Volkswagen unveiled last Monday, its next-generation compact wagon at the ongoing Geneva Auto Show. The compact wagon is identical to the new seventh-generation Golf from its front bumper to the B-pillar. It is slated to replace the current model, known as the Golf Variant in Europe and as the Jetta SportWagen in the U.S. VW is set to roll out the new compact wagon in Europe in August and in the US in late 2014.
Marketing the new compact wagon in the US means that VW still see demand for conventional wagons in the country. Conventional wagons had been losing market share to more popular sports utility vehicles and crossovers.
While VW is introducing new wagons, its sister brand Audi has already replaced its A4 Avant wagon with the crossover-like all-road for the 2013 model year.
The compact wagon is one of three Golf variations that the German carmaker is unveiling at the Geneva auto show. VW is also unveiling gasoline-powered GTI and diesel-burning GTD versions of the Golf, touted as the high-performance variants.
According to Volkswagen, the new compact wagon will be produced at its Puebla assembly plant in Mexico, where the carmaker is building the current model.

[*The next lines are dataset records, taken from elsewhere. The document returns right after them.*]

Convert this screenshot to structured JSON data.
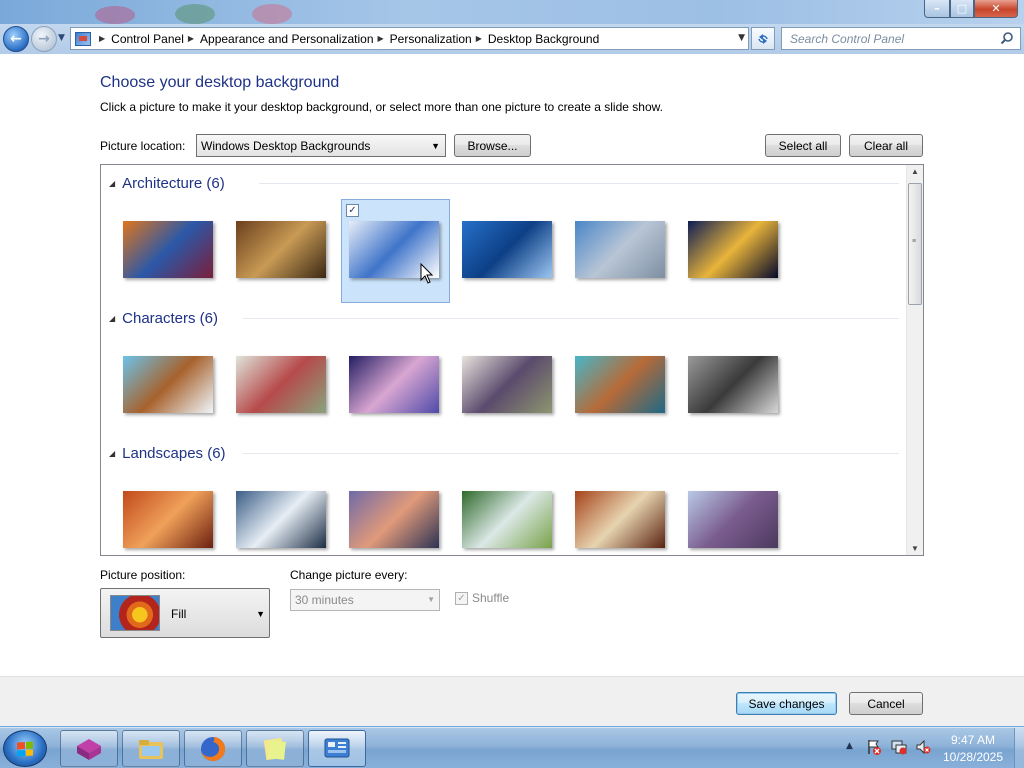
{
  "window": {
    "buttons": {
      "minimize": "–",
      "maximize": "□",
      "close": "✕"
    }
  },
  "nav": {
    "back_glyph": "←",
    "forward_glyph": "→",
    "breadcrumbs": [
      "Control Panel",
      "Appearance and Personalization",
      "Personalization",
      "Desktop Background"
    ],
    "search_placeholder": "Search Control Panel"
  },
  "page": {
    "title": "Choose your desktop background",
    "subtitle": "Click a picture to make it your desktop background, or select more than one picture to create a slide show."
  },
  "location": {
    "label": "Picture location:",
    "value": "Windows Desktop Backgrounds",
    "browse_label": "Browse...",
    "select_all_label": "Select all",
    "clear_all_label": "Clear all"
  },
  "groups": [
    {
      "title": "Architecture (6)",
      "pictures": [
        {
          "name": "architecture-1",
          "colors": [
            "#e0751c",
            "#2b58a8",
            "#7a1f3a"
          ],
          "selected": false
        },
        {
          "name": "architecture-2",
          "colors": [
            "#6b3f1c",
            "#c89a55",
            "#3a2814"
          ],
          "selected": false
        },
        {
          "name": "architecture-3",
          "colors": [
            "#e8eef8",
            "#3f74c9",
            "#ffffff"
          ],
          "selected": true
        },
        {
          "name": "architecture-4",
          "colors": [
            "#2770c9",
            "#0d3f86",
            "#9cc6f0"
          ],
          "selected": false
        },
        {
          "name": "architecture-5",
          "colors": [
            "#4a86c8",
            "#b8c5d5",
            "#7e8fa3"
          ],
          "selected": false
        },
        {
          "name": "architecture-6",
          "colors": [
            "#0d1d55",
            "#e8b43a",
            "#04082a"
          ],
          "selected": false
        }
      ]
    },
    {
      "title": "Characters (6)",
      "pictures": [
        {
          "name": "characters-1",
          "colors": [
            "#6cc2ea",
            "#a7622c",
            "#f0f6fb"
          ],
          "selected": false
        },
        {
          "name": "characters-2",
          "colors": [
            "#dfe5dc",
            "#b64a4a",
            "#8aa37e"
          ],
          "selected": false
        },
        {
          "name": "characters-3",
          "colors": [
            "#221e62",
            "#d9a6d2",
            "#4e4aa8"
          ],
          "selected": false
        },
        {
          "name": "characters-4",
          "colors": [
            "#e8e4dd",
            "#5b4a6d",
            "#8d9670"
          ],
          "selected": false
        },
        {
          "name": "characters-5",
          "colors": [
            "#47b6c8",
            "#b76a38",
            "#1d6a87"
          ],
          "selected": false
        },
        {
          "name": "characters-6",
          "colors": [
            "#9a9a9a",
            "#3a3a3a",
            "#d8d8d8"
          ],
          "selected": false
        }
      ]
    },
    {
      "title": "Landscapes (6)",
      "pictures": [
        {
          "name": "landscapes-1",
          "colors": [
            "#c14a1c",
            "#f0a15a",
            "#6b1f0e"
          ],
          "selected": false
        },
        {
          "name": "landscapes-2",
          "colors": [
            "#3b5d86",
            "#e7eef5",
            "#1c2e45"
          ],
          "selected": false
        },
        {
          "name": "landscapes-3",
          "colors": [
            "#6f6aa8",
            "#e09a7a",
            "#2d3355"
          ],
          "selected": false
        },
        {
          "name": "landscapes-4",
          "colors": [
            "#2f6a2a",
            "#dbe8e6",
            "#79a24a"
          ],
          "selected": false
        },
        {
          "name": "landscapes-5",
          "colors": [
            "#a5431a",
            "#e7d4b0",
            "#5a2210"
          ],
          "selected": false
        },
        {
          "name": "landscapes-6",
          "colors": [
            "#b9c9e6",
            "#7a5c8f",
            "#4c3a5e"
          ],
          "selected": false
        }
      ]
    }
  ],
  "position": {
    "label": "Picture position:",
    "value": "Fill"
  },
  "interval": {
    "label": "Change picture every:",
    "value": "30 minutes",
    "shuffle_label": "Shuffle",
    "shuffle_checked": true,
    "disabled": true
  },
  "footer": {
    "save_label": "Save changes",
    "cancel_label": "Cancel"
  },
  "taskbar": {
    "apps": [
      "wallpaper-app",
      "file-explorer",
      "firefox",
      "notes-app",
      "control-panel"
    ],
    "active_app": "control-panel",
    "tray_arrow": "▲",
    "clock_time": "9:47 AM",
    "clock_date": "10/28/2025"
  }
}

The next-generation Golf Variant/Jetta SportWagen will be underpinned by Volkswagen's new MQB architecture, just like the seventh-generation Golf that is now being sold in Europe. While Volkswagen has yet to disclose a release date for the US, but a spokesman for the carmaker said that the new compact wagon will not be rolled out for "well over a year."
The spokesman remarked that the new wagon will not be rolled out until after the US launch of the seventh-generation Golf, which will be made available in late spring 2014. The spokesman also did not rule out the possibility of a launch in 2015.
Volkswagen's new Golf Estate is 4,562-mm long, 1,799-mm wide without door mirrors, and 1,481-mm high, including its standard roof rails. Its wheelbase is also 2,635-mm long.
These proportions represent the foundation of an impressive and extraordinary design. Up to the end of the front doors, the dynamic of the car's proportions follows the Golf hatchback model's precise lines. However, the Golf Estate's most visually dynamic and independent styling develops towards the rear from the B pillars.
The new Golf Estate was developed and built in tandem with the four-door vehicle and not derived from it. This is why the new VW Golf Estate's side profile shows very distinctive lines. However, despite all of the car's independent styling, it can still be instantly recognized as a Golf. The designers had transferred the typical Golf C-pillar's form to the Estate's D-pillar. Visually, this made the D-pillar's "third" side window part.
Moreover, in contrast to VW's classic Golf, the character line continues behind the Estate's rear wheel arches then extends over its entire rear section. This particular design lends a very muscular look to the rear body area.
Additionally, the window sill's precise design, which was upgraded with a chrome trim for the top version, reflects a dynamism that is highlighted by its long side window surfaces as well as by the slightly rearward-sloping roof plus roof spoiler. This resulted to the new Golf's side profile looking more extended, powerful, exclusive, and sporty. Also, the standard roof rails have been elegantly integrated into the roofline.